December 8, 2004

I didn't know why I went flying Saturday. The weather wasn't supposed to be good, but by Friday night, the forecast had started to show a promise for the day ahead. Saturday dawned clear, cold, and calm, with winds forecast to behave until afternoon.

I shuffled around the house as the sun's rays started pouring over the ridge to our east. I wanted to fly, but I also felt it was important to stay home and work on "stuff". Finally I decided that I would go up to the airport and get the plane ready to fly, and then decide what to do. I knew It needed fuel and oil, and a just a tad of fixin'. If I didn't fly Saturday, the plane would be all set to go for next time.

I went through all the motions, from scraping the car windshield at the start of the trip, to checking the plane's tail wires at the end of the preflight. I was ready to go flyin' or return home. I hadn't built any particular enthusiasm, but I finally decided that if I had a day like this in February, I would feel like I had received a gift. I cranked up the airplane and rumbled off to the northwest for breakfast.

It was as though fate had delivered me to a seat within arm's reach of the Rochester paper. I read it with a cup of coffee while I waited for my order. I happened across a letter to the editor titled "Celebrate Winter", and my thoughts quickly mingled with the author's words as I read along.

In this part of the world, the author wrote, we know about snow and cold... Maybe not as much as some areas of the country, but a lot more than most places. We grew up playing in this kind of weather, and as adults, our aggravation with winter is tempered by our childhood memories of snow angels, sledding, and morning scenes of thick fresh snow; snow which was sure to close school for the day.

As I flew home I continued to think of this letter, and I continued to cast it against the resentment that I feel towards the season. I thought of loading freight the previous morning amidst one of the season's first snow squalls. Everyone became plastered with snow on their "windward" sides, and the pavement turned slushy. The visibility dropped so low that Rochester was reduced to a one-runway airport.

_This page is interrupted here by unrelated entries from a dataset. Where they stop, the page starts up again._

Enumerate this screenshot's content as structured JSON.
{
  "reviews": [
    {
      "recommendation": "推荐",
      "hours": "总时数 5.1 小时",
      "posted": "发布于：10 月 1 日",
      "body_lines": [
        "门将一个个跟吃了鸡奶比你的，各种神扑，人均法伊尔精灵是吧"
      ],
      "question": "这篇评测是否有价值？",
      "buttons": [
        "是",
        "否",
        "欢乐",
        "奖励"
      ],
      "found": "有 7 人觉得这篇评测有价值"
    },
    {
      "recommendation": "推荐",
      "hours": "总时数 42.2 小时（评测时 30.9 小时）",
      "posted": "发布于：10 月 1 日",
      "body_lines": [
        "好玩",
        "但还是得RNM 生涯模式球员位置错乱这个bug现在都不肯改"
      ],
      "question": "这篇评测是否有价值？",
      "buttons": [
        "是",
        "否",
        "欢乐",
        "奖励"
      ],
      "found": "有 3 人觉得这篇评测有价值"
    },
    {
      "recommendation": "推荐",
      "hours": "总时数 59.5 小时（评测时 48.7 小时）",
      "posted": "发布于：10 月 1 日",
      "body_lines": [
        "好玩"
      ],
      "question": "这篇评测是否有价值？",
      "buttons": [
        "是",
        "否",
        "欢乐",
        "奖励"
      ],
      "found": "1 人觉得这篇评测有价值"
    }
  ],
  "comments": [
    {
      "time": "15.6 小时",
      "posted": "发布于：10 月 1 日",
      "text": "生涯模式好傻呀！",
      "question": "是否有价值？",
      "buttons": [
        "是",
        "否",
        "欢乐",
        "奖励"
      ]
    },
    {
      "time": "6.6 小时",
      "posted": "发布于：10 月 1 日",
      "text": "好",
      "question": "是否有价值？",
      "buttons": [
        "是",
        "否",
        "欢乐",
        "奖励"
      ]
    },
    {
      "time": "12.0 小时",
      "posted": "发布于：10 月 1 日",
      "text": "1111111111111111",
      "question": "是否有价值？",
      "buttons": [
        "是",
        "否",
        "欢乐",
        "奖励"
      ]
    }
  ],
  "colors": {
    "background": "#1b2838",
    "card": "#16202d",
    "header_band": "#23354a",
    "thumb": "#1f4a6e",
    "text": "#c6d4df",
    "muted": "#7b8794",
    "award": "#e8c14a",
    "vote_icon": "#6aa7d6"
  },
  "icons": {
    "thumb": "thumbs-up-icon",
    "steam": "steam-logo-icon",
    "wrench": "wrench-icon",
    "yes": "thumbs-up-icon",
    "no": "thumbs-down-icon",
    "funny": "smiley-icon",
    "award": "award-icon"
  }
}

I guess that I would feel different about the season if I could look out the window and decide which job... if any... I would do that day. The business of aviation is all about time, and lost time is the same as lost money. Much like the guys who climb the electric poles after a winter storm, or the guys who have to go down into muddy holes to repair bursted water mains, I have to be out in the middle of the weather. I can surrender to it, but only after getting cold and wet, or by scaring myself half-to-death trying to make a go of it. Even then, the job waits only until the weather starts to change for the better.

It took me many years to understand that winter is a time for young folks. The things which once were refreshing challenges are now uncomfortable chores. Winter was finally stricken from my list of fun things when I started flying a schedule. To summarize briefly, any time that the weather sticks to the airplane, flight becomes a lot less fun and a lot more work.

I think it is time to re-examine my attitude towards winter. The weather will come and it will go. There will be bad days, but worrying about them will only extend the miseries they cast upon me.

This winter, like the others that have come before it, will also pass. There will be plenty of discomfort and annoyance which will be forgotten quickly, and a few flights which will be "really interesting". There will be plenty of flights, even weeks at a time, which pose no challenges. There is no sense to letting a few bad days spoil half our year.

I promise to admire the artful swirl that the wind puts into the snow that it carries, and to admire the tall drifts that it leaves behind. I will marvel at the shimmer of icicles and at the sparkle of ice covered trees on a bright hillside at dawn. I will even marvel at the colored lights that reach up through the snow, as the plane approaches for landing. I promise to spend dark cold nights and snowy days in my workshop, and to remind myself that I am enjoying the slow time that seemed so attractive all last summer.

The letter concluded with an inspiring first step for us folks who have trouble with winter: "Yes it is dark, but that only makes the Christmas lights shine more brightly".

Plane Talk Archives
Return to Home Page
E- mail Bob Tilden at